FACTOR: The History

In 1975, the Canadian Independent Record Production Association (CIRPA) was founded in Toronto by a group of companies, all involved in various ways in the business of the independent production and distribution of Canadian recordings of musical performers. Their objectives were concerned with representing and protecting their common interests, and ensuring their financial viability. The group had begun informally in 1971, but was formally chartered in 1975.

The vital importance of radio exposure to the business of selling records, and increasing pressure from the CRTC for broadcasters to increase Canadian content percentages, prompted CIRPA in the early eighties to initiate discussions with three key broadcasting organizations, CHUM Limited, Moffat Communications and Rogers Broadcasting. This resulted in the creation in 1982 of FACTOR, the Foundation to Assist Canadian Talent on Records, with funding initially provided by the three founding organizations. The stated aim of the Foundation was to use the available funds to finance and develop the Canada independent recording industry in all its facets, both in Canada and around the world. Later, additional funding came from the federal Department of Canadian Heritage.

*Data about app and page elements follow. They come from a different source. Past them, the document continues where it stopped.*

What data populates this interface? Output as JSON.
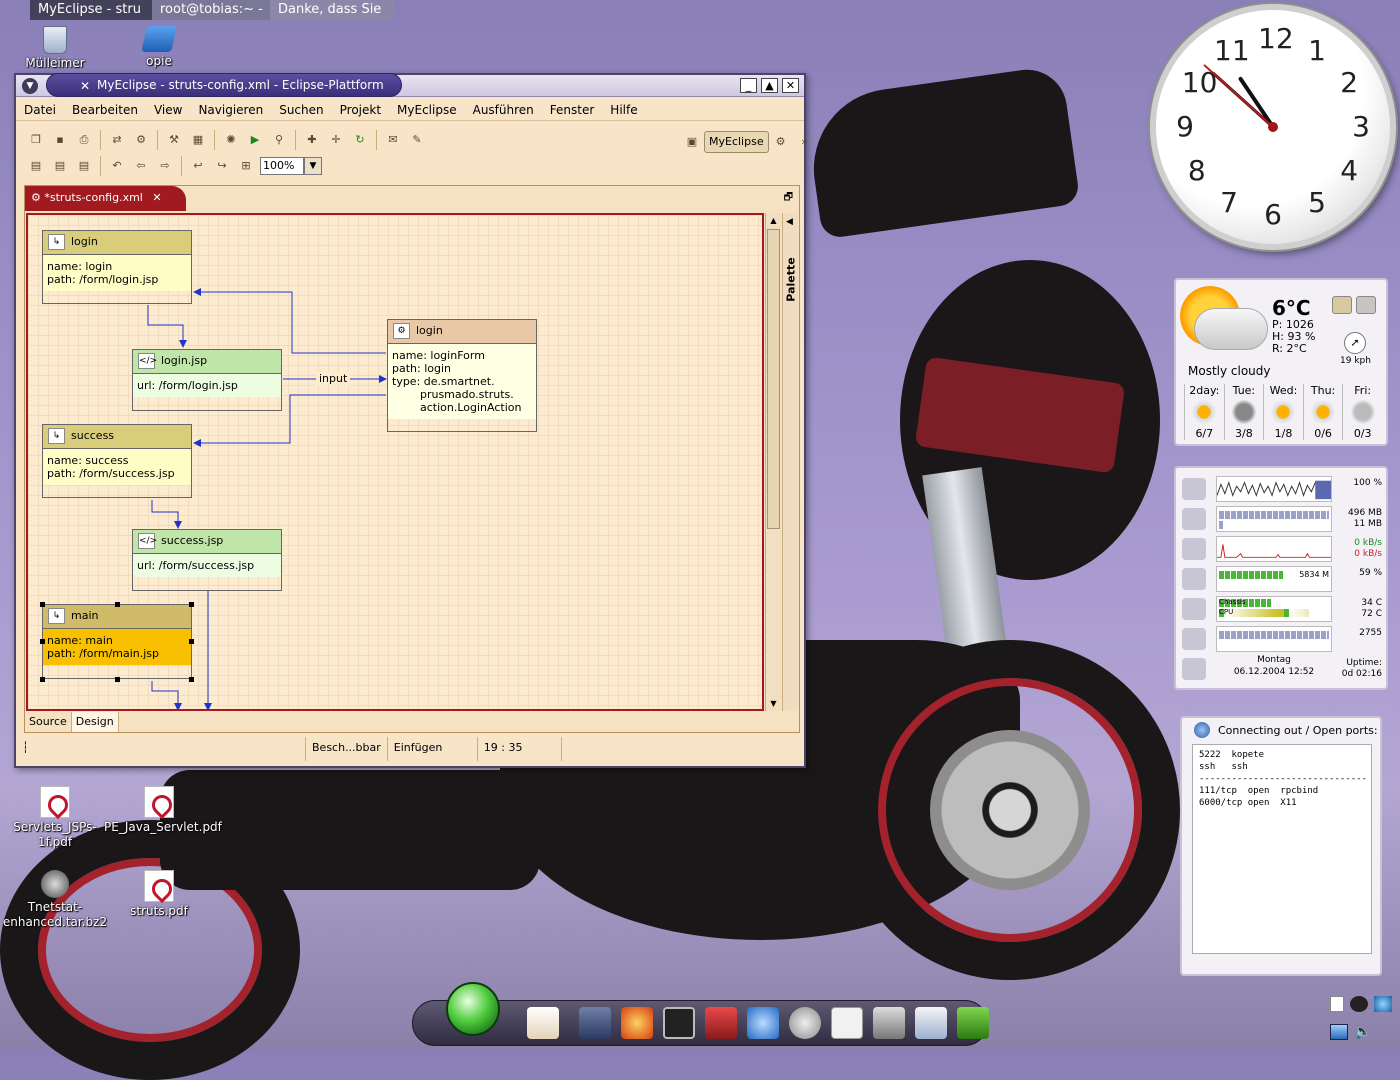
{
  "taskbar": {
    "tasks": [
      "MyEclipse - stru",
      "root@tobias:~ -",
      "Danke, dass Sie"
    ]
  },
  "desktop_icons": [
    {
      "label": "Mülleimer",
      "icon": "trash-icon"
    },
    {
      "label": "opie",
      "icon": "folder-icon"
    },
    {
      "label": "Servlets_JSPs-1f.pdf",
      "icon": "pdf-icon"
    },
    {
      "label": "PE_Java_Servlet.pdf",
      "icon": "pdf-icon"
    },
    {
      "label": "Tnetstat-enhanced.tar.bz2",
      "icon": "archive-icon"
    },
    {
      "label": "struts.pdf",
      "icon": "pdf-icon"
    }
  ],
  "eclipse": {
    "title": "MyEclipse - struts-config.xml - Eclipse-Plattform",
    "menu": [
      "Datei",
      "Bearbeiten",
      "View",
      "Navigieren",
      "Suchen",
      "Projekt",
      "MyEclipse",
      "Ausführen",
      "Fenster",
      "Hilfe"
    ],
    "zoom": "100%",
    "perspective": "MyEclipse",
    "editor_tab": "*struts-config.xml",
    "palette_label": "Palette",
    "bottom_tabs": [
      "Source",
      "Design"
    ],
    "status": {
      "mode": "Besch...bbar",
      "insert": "Einfügen",
      "position": "19 : 35"
    },
    "connection_label": "input",
    "nodes": {
      "login_fwd": {
        "title": "login",
        "body": "name: login\npath: /form/login.jsp"
      },
      "login_jsp": {
        "title": "login.jsp",
        "body": "url: /form/login.jsp"
      },
      "login_action": {
        "title": "login",
        "body": "name: loginForm\npath: login\ntype: de.smartnet.\n        prusmado.struts.\n        action.LoginAction"
      },
      "success_fwd": {
        "title": "success",
        "body": "name: success\npath: /form/success.jsp"
      },
      "success_jsp": {
        "title": "success.jsp",
        "body": "url: /form/success.jsp"
      },
      "main_fwd": {
        "title": "main",
        "body": "name: main\npath: /form/main.jsp"
      }
    }
  },
  "clock": {
    "hour": 10,
    "minute": 52,
    "second": 52
  },
  "weather": {
    "temp": "6°C",
    "pressure": "P: 1026",
    "humidity": "H: 93 %",
    "dew": "R: 2°C",
    "wind": "19 kph",
    "desc": "Mostly cloudy",
    "forecast": [
      {
        "day": "2day:",
        "range": "6/7"
      },
      {
        "day": "Tue:",
        "range": "3/8"
      },
      {
        "day": "Wed:",
        "range": "1/8"
      },
      {
        "day": "Thu:",
        "range": "0/6"
      },
      {
        "day": "Fri:",
        "range": "0/3"
      }
    ]
  },
  "sysmon": {
    "cpu": "100 %",
    "mem1": "496 MB",
    "mem2": "11 MB",
    "net_in": "0 kB/s",
    "net_out": "0 kB/s",
    "disk_label": "5834 M",
    "disk": "59 %",
    "chassis_label": "Chassis",
    "cpu_label": "CPU",
    "temp1": "34 C",
    "temp2": "72 C",
    "fan": "2755",
    "day": "Montag",
    "date": "06.12.2004 12:52",
    "uptime_label": "Uptime:",
    "uptime": "0d 02:16"
  },
  "netstat": {
    "header": "Connecting out / Open ports:",
    "lines": "5222  kopete\nssh   ssh\n-------------------------------\n111/tcp  open  rpcbind\n6000/tcp open  X11"
  },
  "colors": {
    "accent": "#a11a1f",
    "title_pill": "#3a2f7a",
    "window_bg": "#f8e5c8"
  }
}
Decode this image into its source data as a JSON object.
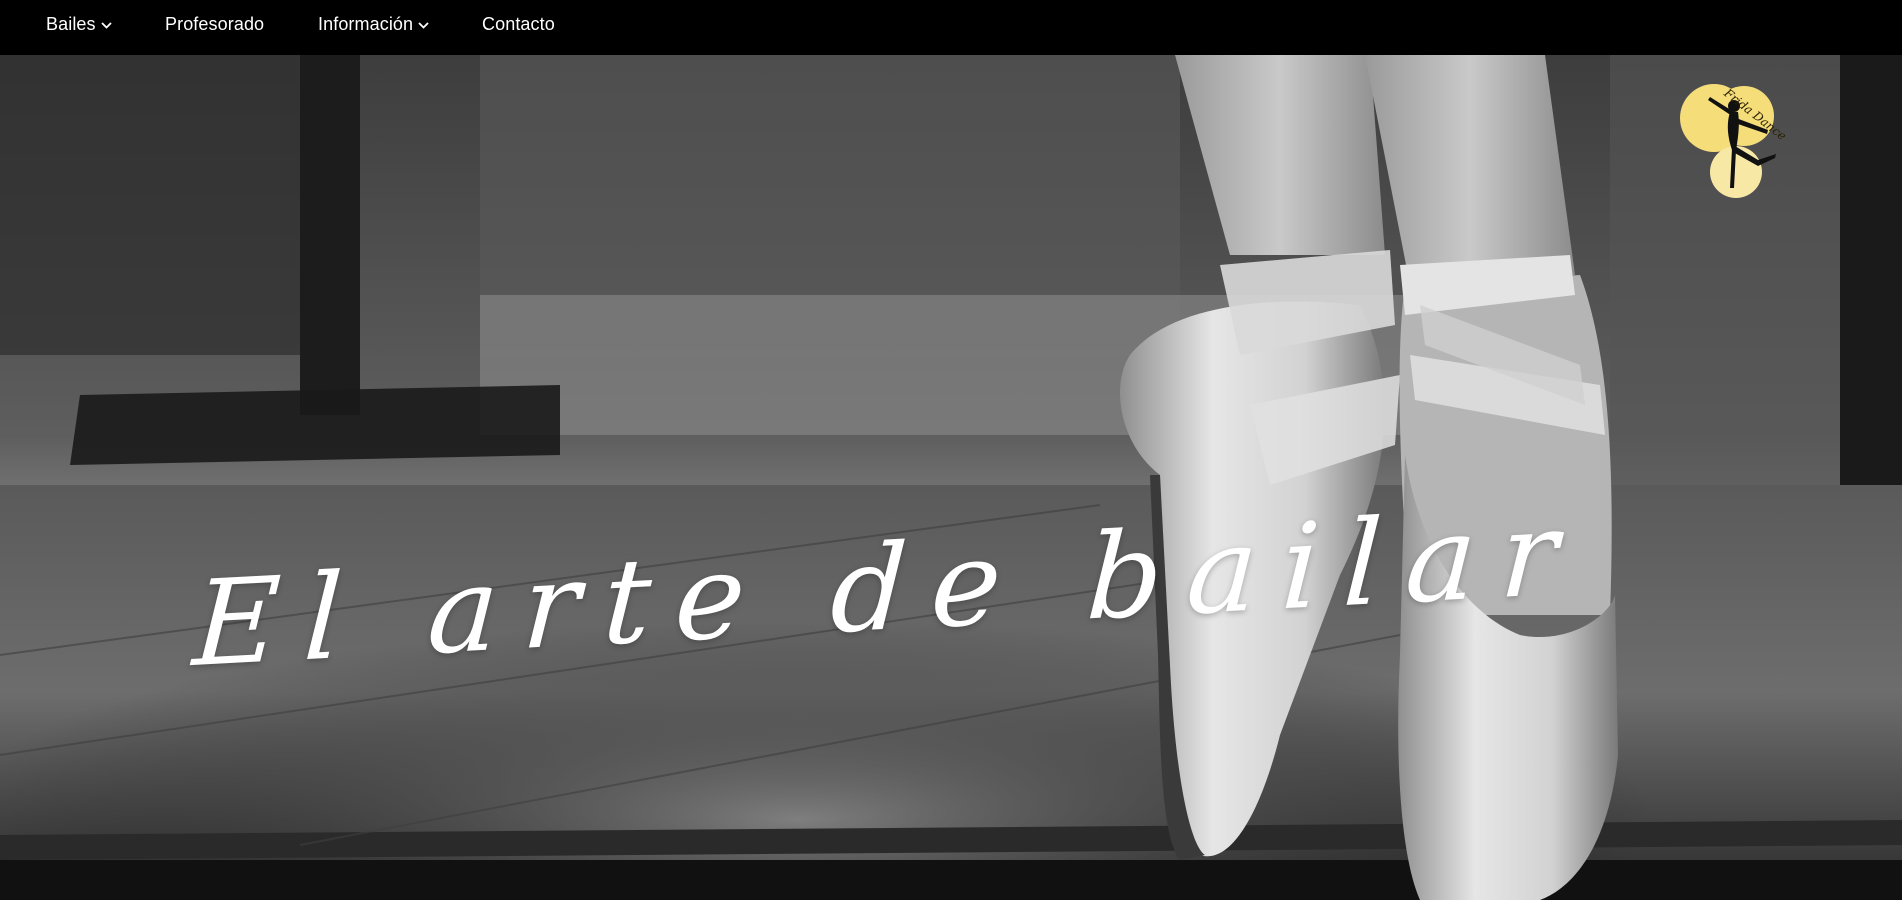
{
  "nav": {
    "items": [
      {
        "label": "Bailes",
        "has_dropdown": true
      },
      {
        "label": "Profesorado",
        "has_dropdown": false
      },
      {
        "label": "Información",
        "has_dropdown": true
      },
      {
        "label": "Contacto",
        "has_dropdown": false
      }
    ],
    "dropdown_icon": "chevron-down-icon"
  },
  "hero": {
    "title": "El arte de bailar",
    "image": "ballet-pointe-shoes-photo"
  },
  "logo": {
    "text": "Frida Dance",
    "accent_color": "#f5dd7a",
    "icon": "dancer-silhouette-icon"
  },
  "colors": {
    "navbar": "#000000",
    "nav_text": "#ffffff",
    "title_text": "#ffffff"
  }
}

In 1985, the assets of Standard Radio’s ground-breaking initiative, the Canadian Talent Library (CTL), were folded into FACTOR. In the late summer of that year, FACTOR provided start-up funds for the creation of MusicAction, a francophone counterpart to the English group. To this point, CIRPA had been administering the funds generated by FACTOR, but with the agreement of all parties, FACTOR became an independent organization.

Such was the perceived value of FACTOR that the CRTC began to include in its decisions regarding the purchase of radio stations, a condition whereby as part of the requisite benefits package, a small percentage of the sale price was required to be paid to FACTOR/MusicAction over a period of seven years.

Funds generated by the Trust have aided the development of the industry in many ways, including the funding of the production and distribution of recordings by Canadian performers, the creation of videos and DVDs, the support of domestic and international tours, and the underpinning of the various infrastructures – record labels, distributors, recording studios, video production companies, producers, directors and engineers among them – to help Canada’s creative musical endeavours survive and flourish in a very competitive North American marketplace.

From an initial annual budget of $200,000, FACTOR by the end of 2005 was supporting the Canadian music industry at an annual level in excess of $11,500,000.

FACTOR’S efforts have been most effective in gaining substantially enhanced exposure for Canadian performers both domestically and world-wide, through recordings, radio, television, concert and clubs. And, as a most valuable by-product benefit to the radio industry, the scores of Canadian recordings which have resulted from FACTOR’s efforts have proved a very useful source of quality material to help stations meet their Canadian content obligations.

Written by Pip Wedge – 2005